- **TASK DETAILS**
Your job is to return every line in the data holding the string "faucibus".

- **RECORDS FOR THIS EXERCISE**
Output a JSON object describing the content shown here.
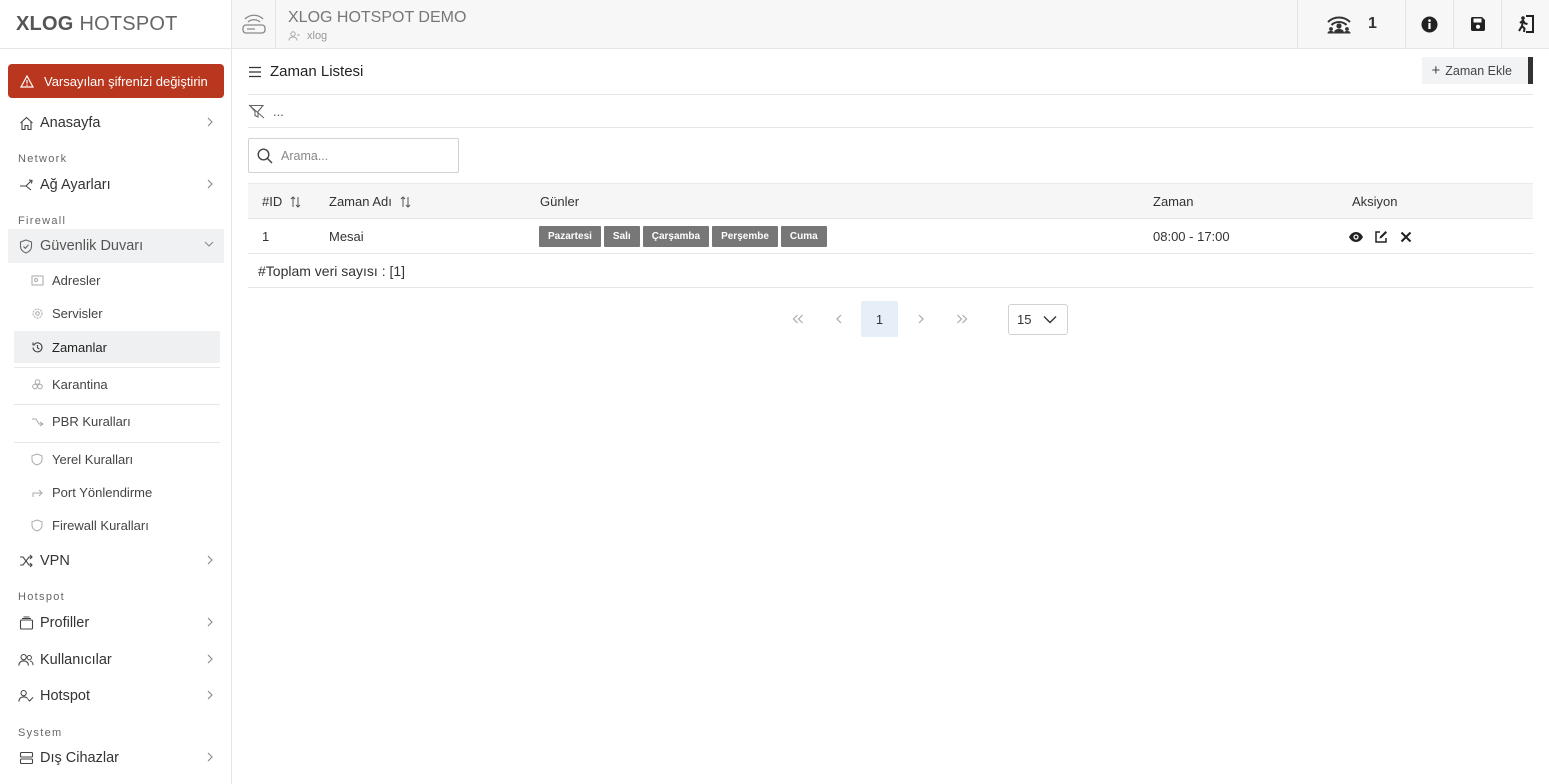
{
  "brand": {
    "bold": "XLOG",
    "rest": "HOTSPOT"
  },
  "alert": {
    "text": "Varsayılan şifrenizi değiştirin"
  },
  "sidebar": {
    "home": "Anasayfa",
    "sections": {
      "network": "Network",
      "firewall": "Firewall",
      "hotspot": "Hotspot",
      "system": "System"
    },
    "network_settings": "Ağ Ayarları",
    "firewall_menu": "Güvenlik Duvarı",
    "firewall_items": [
      "Adresler",
      "Servisler",
      "Zamanlar",
      "Karantina",
      "PBR Kuralları",
      "Yerel Kuralları",
      "Port Yönlendirme",
      "Firewall Kuralları"
    ],
    "vpn": "VPN",
    "profiles": "Profiller",
    "users": "Kullanıcılar",
    "hotspot": "Hotspot",
    "external_devices": "Dış Cihazlar"
  },
  "header": {
    "title": "XLOG HOTSPOT DEMO",
    "user": "xlog",
    "online_count": "1"
  },
  "page": {
    "title": "Zaman Listesi",
    "add_button": "Zaman Ekle",
    "filter_text": "...",
    "search_placeholder": "Arama..."
  },
  "table": {
    "columns": {
      "id": "#ID",
      "name": "Zaman Adı",
      "days": "Günler",
      "time": "Zaman",
      "action": "Aksiyon"
    },
    "rows": [
      {
        "id": "1",
        "name": "Mesai",
        "days": [
          "Pazartesi",
          "Salı",
          "Çarşamba",
          "Perşembe",
          "Cuma"
        ],
        "time": "08:00 - 17:00"
      }
    ],
    "total": "#Toplam veri sayısı : [1]"
  },
  "pagination": {
    "current": "1",
    "page_size": "15"
  },
  "colors": {
    "alert": "#b9371f",
    "day_badge": "#777777",
    "active_page": "#e6eef7"
  }
}
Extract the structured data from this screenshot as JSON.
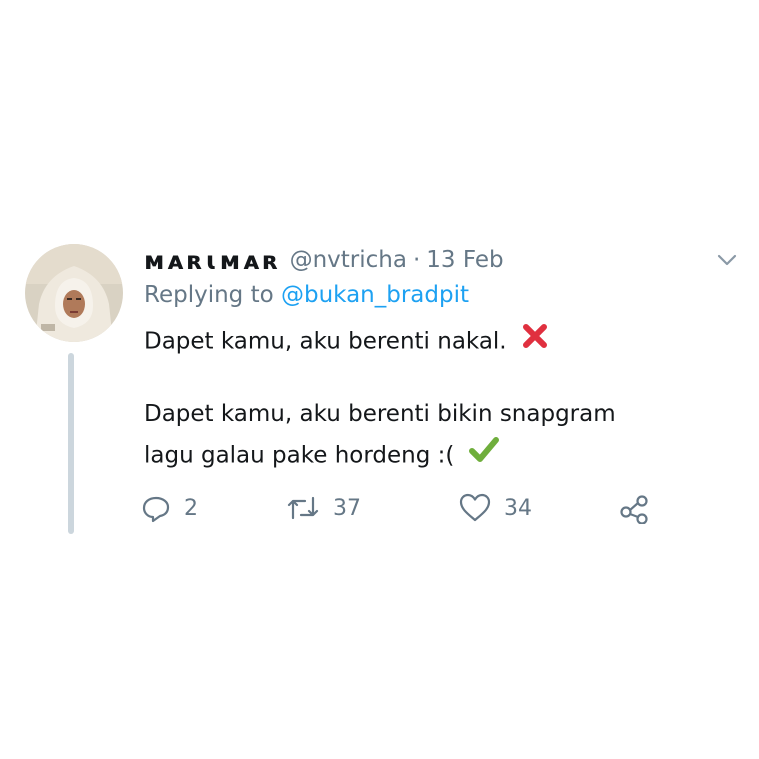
{
  "tweet": {
    "display_name": "ᴍᴀʀɩᴍᴀʀ",
    "handle": "@nvtricha",
    "separator": "·",
    "date": "13 Feb",
    "replying_prefix": "Replying to",
    "replying_to": "@bukan_bradpit",
    "line1": "Dapet kamu, aku berenti nakal.",
    "line2": "Dapet kamu, aku berenti bikin snapgram",
    "line3": "lagu galau pake hordeng :(",
    "emoji1": "cross-mark",
    "emoji2": "check-mark"
  },
  "actions": {
    "reply_count": "2",
    "retweet_count": "37",
    "like_count": "34"
  },
  "colors": {
    "text": "#14171a",
    "muted": "#657786",
    "link": "#1da1f2",
    "thread_line": "#ccd6dd",
    "cross": "#e0303f",
    "check": "#6fae3c"
  }
}
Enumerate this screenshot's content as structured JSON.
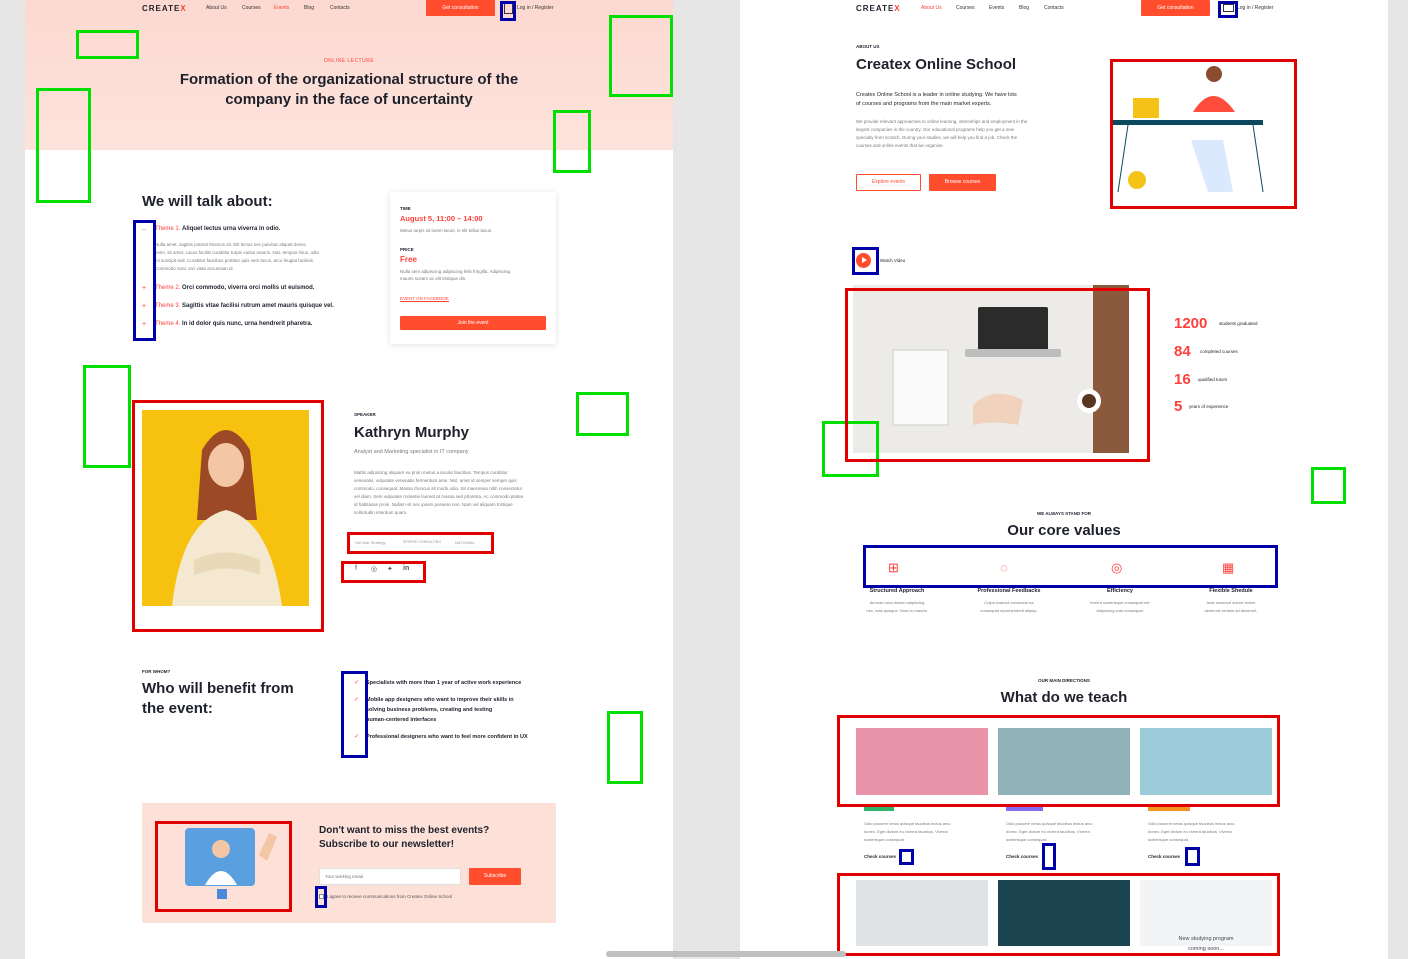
{
  "left": {
    "nav": {
      "logo": "CREATE",
      "logo_x": "X",
      "links": [
        "About Us",
        "Courses",
        "Events",
        "Blog",
        "Contacts"
      ],
      "cta": "Get consultation",
      "login": "Log in / Register"
    },
    "hero": {
      "eyebrow": "ONLINE LECTURE",
      "title_line1": "Formation of the organizational structure of the",
      "title_line2": "company in the face of uncertainty"
    },
    "talk": {
      "heading": "We will talk about:",
      "themes": [
        {
          "num": "Theme 1.",
          "title": "Aliquet lectus urna viverra in odio.",
          "sign": "–"
        },
        {
          "num": "Theme 2.",
          "title": "Orci commodo, viverra orci mollis ut euismod.",
          "sign": "+"
        },
        {
          "num": "Theme 3.",
          "title": "Sagittis vitae facilisi rutrum amet mauris quisque vel.",
          "sign": "+"
        },
        {
          "num": "Theme 4.",
          "title": "In id dolor quis nunc, urna hendrerit pharetra.",
          "sign": "+"
        }
      ],
      "theme1_body": [
        "Nulla amet, sagittis potenti rhoncus sit. Elit lectus nec pulvinar aliquet donec",
        "enim, sit amet. Lacus facilisi curabitur turpis varius mauris. Nisi, tempus risus, odio",
        "mi suscipit sed. Curabitur faucibus porttitor quis sem lacus, arcu feugiat facilisis.",
        "Commodo nunc orci vitae accumsan id."
      ]
    },
    "event_card": {
      "time_label": "TIME",
      "time_value": "August 5, 11:00 – 14:00",
      "time_note": "Metus turpis sit lorem lacus, in elit tellus lacus.",
      "price_label": "PRICE",
      "price_value": "Free",
      "price_note_1": "Nulla sem adipiscing adipiscing felis fringilla. Adipiscing",
      "price_note_2": "mauris sceam ac elit tristique dis.",
      "fb_link": "EVENT ON FACEBOOK",
      "join": "Join the event"
    },
    "speaker": {
      "label": "SPEAKER",
      "name": "Kathryn Murphy",
      "role": "Analyst and Marketing specialist in IT company",
      "bio": [
        "Mattis adipiscing aliquam eu proin metus a iaculis faucibus. Tempus curabitur",
        "venenatis, vulputate venenatis fermentum ante. Nisl, amet id semper semper quis",
        "commodo, consequat. Massa rhoncus sit morbi odio. Sit maecenas nibh consectetur",
        "vel diam. Sem vulputate molestie laoreet at massa sed pharetra. Ac commodo platea",
        "id habitasse proin. Nullam sit nec ipsum posuere non. Nam vel aliquam tristique",
        "sollicitudin interdum quam."
      ],
      "logos": [
        "Get Mar Strategy",
        "SPHERE CONSULTING",
        "NATIONAL"
      ]
    },
    "whom": {
      "eyebrow": "FOR WHOM?",
      "heading1": "Who will benefit from",
      "heading2": "the event:",
      "items": [
        "Specialists with more than 1 year of active work experience",
        "Mobile app designers who want to improve their skills in",
        "solving business problems, creating and testing",
        "human-centered interfaces",
        "Professional designers who want to feel more confident in UX"
      ]
    },
    "newsletter": {
      "heading1": "Don't want to miss the best events?",
      "heading2": "Subscribe to our newsletter!",
      "placeholder": "Your working email",
      "button": "Subscribe",
      "consent": "I agree to receive communications from Createx Online School"
    }
  },
  "right": {
    "nav": {
      "logo": "CREATE",
      "logo_x": "X",
      "links": [
        "About Us",
        "Courses",
        "Events",
        "Blog",
        "Contacts"
      ],
      "cta": "Get consultation",
      "login": "Log in / Register"
    },
    "about": {
      "eyebrow": "ABOUT US",
      "title": "Createx Online School",
      "lead1": "Createx Online School is a leader in online studying. We have lots",
      "lead2": "of courses and programs from the main market experts.",
      "body": [
        "We provide relevant approaches to online learning, internships and employment in the",
        "largest companies in the country. Our educational programs help you get a new",
        "specialty from scratch. During your studies, we will help you find a job. Check the",
        "courses and online events that we organise."
      ],
      "btn_events": "Explore events",
      "btn_courses": "Browse courses"
    },
    "video": {
      "label": "Watch Video"
    },
    "stats": [
      {
        "value": "1200",
        "label": "students graduated"
      },
      {
        "value": "84",
        "label": "completed courses"
      },
      {
        "value": "16",
        "label": "qualified tutors"
      },
      {
        "value": "5",
        "label": "years of experience"
      }
    ],
    "values": {
      "eyebrow": "WE ALWAYS STAND FOR",
      "title": "Our core values",
      "items": [
        {
          "title": "Structured Approach",
          "l1": "Aenean urna dictum adipiscing",
          "l2": "nec, cras quisque. Nunc in mauris."
        },
        {
          "title": "Professional Feedbacks",
          "l1": "Culpa nostrud commodo ea",
          "l2": "consequat reprehenderit aliquip."
        },
        {
          "title": "Efficiency",
          "l1": "Viverra scelerisque consequat net.",
          "l2": "Adipiscing cras consequat."
        },
        {
          "title": "Flexible Shedule",
          "l1": "Aute eiusmod dolore dolore",
          "l2": "deserunt veniam ad deserunt."
        }
      ]
    },
    "teach": {
      "eyebrow": "OUR MAIN DIRECTIONS",
      "title": "What do we teach",
      "card_text": [
        "Odio posuere netus quisque faucibus lectus arcu",
        "donec. Eget dictum eu viverra faucibus. Viverra",
        "scelerisque consequat."
      ],
      "check": "Check courses",
      "new_program1": "New studying program",
      "new_program2": "coming soon..."
    }
  },
  "colors": {
    "accent": "#ff3f3a",
    "button": "#ff4d2d",
    "hero_bg": "#fcd9d0"
  }
}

- **SOLUTION BELOW**
        "mi suscipit sed. Curabitur faucibus porttitor quis sem lacus, arcu feugiat facilisis.",
        "Mattis adipiscing aliquam eu proin metus a iaculis faucibus. Tempus curabitur",
        "Odio posuere netus quisque faucibus lectus arcu",
        "donec. Eget dictum eu viverra faucibus. Viverra",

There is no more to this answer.